While counseling psychologists made substantial proposals to advance qualitative research since the special issue on related methods was published 15-years ago (Haverkamp, Morrow, & Ponterotto, 2005), the field continues to demonstrate an overreliance on quantitative methods. Though important for producing knowledge we can depend on, excessive use of these methods poses a barrier for counseling psychologists to address the needs of the communities that are at the core of our discipline’s values—those who are marginalized and underserved in society. In alignment with our values of social justice, advocacy, and empowerment, we propose counseling psychologists adopt a methodology within a critical paradigm to better address issues of inequality and inequity when working with underrepresented communities, such as digital storytelling. Rooted in a movement to increase access to art for marginalized communities in the 1970s and 1980s, digital storytelling is an arts-based research methodology that captures first-person narrated accounts of peoples’ lives through the use of stories, photos, and videos, and empowers communities to be a part of research to create social change.
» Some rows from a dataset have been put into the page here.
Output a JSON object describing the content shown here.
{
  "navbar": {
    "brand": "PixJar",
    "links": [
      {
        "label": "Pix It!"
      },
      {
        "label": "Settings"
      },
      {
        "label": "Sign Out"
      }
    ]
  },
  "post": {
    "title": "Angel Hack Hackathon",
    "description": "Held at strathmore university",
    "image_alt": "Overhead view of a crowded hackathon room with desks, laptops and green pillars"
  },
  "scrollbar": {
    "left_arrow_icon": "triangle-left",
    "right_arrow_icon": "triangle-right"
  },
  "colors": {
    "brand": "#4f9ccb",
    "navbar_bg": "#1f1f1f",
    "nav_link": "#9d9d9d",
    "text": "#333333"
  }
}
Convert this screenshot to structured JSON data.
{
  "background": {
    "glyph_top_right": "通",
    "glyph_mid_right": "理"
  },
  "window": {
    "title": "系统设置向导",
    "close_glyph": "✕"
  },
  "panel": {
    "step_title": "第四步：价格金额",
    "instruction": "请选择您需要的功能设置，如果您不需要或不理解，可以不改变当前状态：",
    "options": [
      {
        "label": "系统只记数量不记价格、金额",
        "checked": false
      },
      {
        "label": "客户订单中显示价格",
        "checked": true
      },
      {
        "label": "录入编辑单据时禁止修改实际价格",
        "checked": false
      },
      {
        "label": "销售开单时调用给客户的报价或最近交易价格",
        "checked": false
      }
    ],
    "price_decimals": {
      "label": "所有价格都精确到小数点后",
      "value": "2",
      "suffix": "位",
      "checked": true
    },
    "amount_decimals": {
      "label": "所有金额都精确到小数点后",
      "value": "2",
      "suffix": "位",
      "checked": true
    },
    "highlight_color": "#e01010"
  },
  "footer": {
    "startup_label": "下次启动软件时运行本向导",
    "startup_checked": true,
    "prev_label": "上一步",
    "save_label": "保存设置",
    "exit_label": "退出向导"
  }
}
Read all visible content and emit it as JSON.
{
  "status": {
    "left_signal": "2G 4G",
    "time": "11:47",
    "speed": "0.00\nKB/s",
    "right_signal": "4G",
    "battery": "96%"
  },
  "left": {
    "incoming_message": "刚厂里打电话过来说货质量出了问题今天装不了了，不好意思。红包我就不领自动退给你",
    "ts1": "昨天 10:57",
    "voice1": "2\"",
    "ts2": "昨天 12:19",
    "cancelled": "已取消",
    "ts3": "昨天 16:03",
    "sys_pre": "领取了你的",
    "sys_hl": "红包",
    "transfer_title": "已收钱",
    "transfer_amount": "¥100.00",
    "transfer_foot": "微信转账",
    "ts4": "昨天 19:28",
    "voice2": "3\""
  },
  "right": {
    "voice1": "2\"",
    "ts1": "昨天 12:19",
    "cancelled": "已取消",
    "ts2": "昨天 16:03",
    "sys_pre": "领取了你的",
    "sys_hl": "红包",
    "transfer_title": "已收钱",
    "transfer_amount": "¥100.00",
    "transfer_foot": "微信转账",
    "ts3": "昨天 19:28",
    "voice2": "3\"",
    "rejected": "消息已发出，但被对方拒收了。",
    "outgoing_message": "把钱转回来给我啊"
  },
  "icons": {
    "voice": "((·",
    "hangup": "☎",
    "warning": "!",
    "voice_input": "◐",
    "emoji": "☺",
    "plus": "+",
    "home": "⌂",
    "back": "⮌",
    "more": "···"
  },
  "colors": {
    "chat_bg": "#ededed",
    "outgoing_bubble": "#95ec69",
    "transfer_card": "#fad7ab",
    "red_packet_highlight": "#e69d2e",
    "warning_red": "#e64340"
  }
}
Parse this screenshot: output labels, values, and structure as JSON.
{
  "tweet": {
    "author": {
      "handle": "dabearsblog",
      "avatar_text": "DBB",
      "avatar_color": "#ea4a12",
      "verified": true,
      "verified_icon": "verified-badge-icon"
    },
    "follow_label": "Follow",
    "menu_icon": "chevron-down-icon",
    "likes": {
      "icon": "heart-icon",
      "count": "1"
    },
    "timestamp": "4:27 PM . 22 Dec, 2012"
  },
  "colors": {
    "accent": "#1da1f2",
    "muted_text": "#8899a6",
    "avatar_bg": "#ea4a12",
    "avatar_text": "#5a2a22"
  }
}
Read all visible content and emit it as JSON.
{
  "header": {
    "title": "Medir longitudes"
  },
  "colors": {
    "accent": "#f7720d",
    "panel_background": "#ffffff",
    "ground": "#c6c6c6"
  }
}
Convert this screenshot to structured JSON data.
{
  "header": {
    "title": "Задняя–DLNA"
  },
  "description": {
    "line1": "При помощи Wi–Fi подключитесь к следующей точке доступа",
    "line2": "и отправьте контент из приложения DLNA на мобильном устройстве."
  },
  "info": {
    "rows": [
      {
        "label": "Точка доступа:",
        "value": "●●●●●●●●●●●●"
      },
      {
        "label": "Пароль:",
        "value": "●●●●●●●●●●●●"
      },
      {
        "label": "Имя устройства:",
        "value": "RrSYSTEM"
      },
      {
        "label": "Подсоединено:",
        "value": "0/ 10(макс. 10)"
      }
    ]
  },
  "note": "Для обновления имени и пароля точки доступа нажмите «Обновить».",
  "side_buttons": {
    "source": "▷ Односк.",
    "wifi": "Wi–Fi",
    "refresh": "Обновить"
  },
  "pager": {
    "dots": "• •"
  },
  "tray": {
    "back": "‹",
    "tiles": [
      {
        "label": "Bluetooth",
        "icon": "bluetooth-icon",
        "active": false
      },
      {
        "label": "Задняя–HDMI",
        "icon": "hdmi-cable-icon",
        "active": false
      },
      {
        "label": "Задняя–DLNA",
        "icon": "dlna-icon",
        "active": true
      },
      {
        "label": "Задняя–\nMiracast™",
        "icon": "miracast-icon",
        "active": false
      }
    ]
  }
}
We provide recommendations for using digital storytelling in counseling psychology research as outlined through 5 phases, including Phase I) digital storytelling’s critical paradigm, Phase II) project development, Phase III) implementation, Phase IV) data analysis, and Phase V) dissemination. While doing so, we draw on examples from 2 digital storytelling projects we are familiar with, Immigrant Stories and OrigiNatives, providing a framework for a digital frontier in counseling psychology research.
Bibliographical notePublisher Copyright:
© 2021 American Psychological Association
- counseling psychology
- digital storytelling
- qualitative methods
- social justice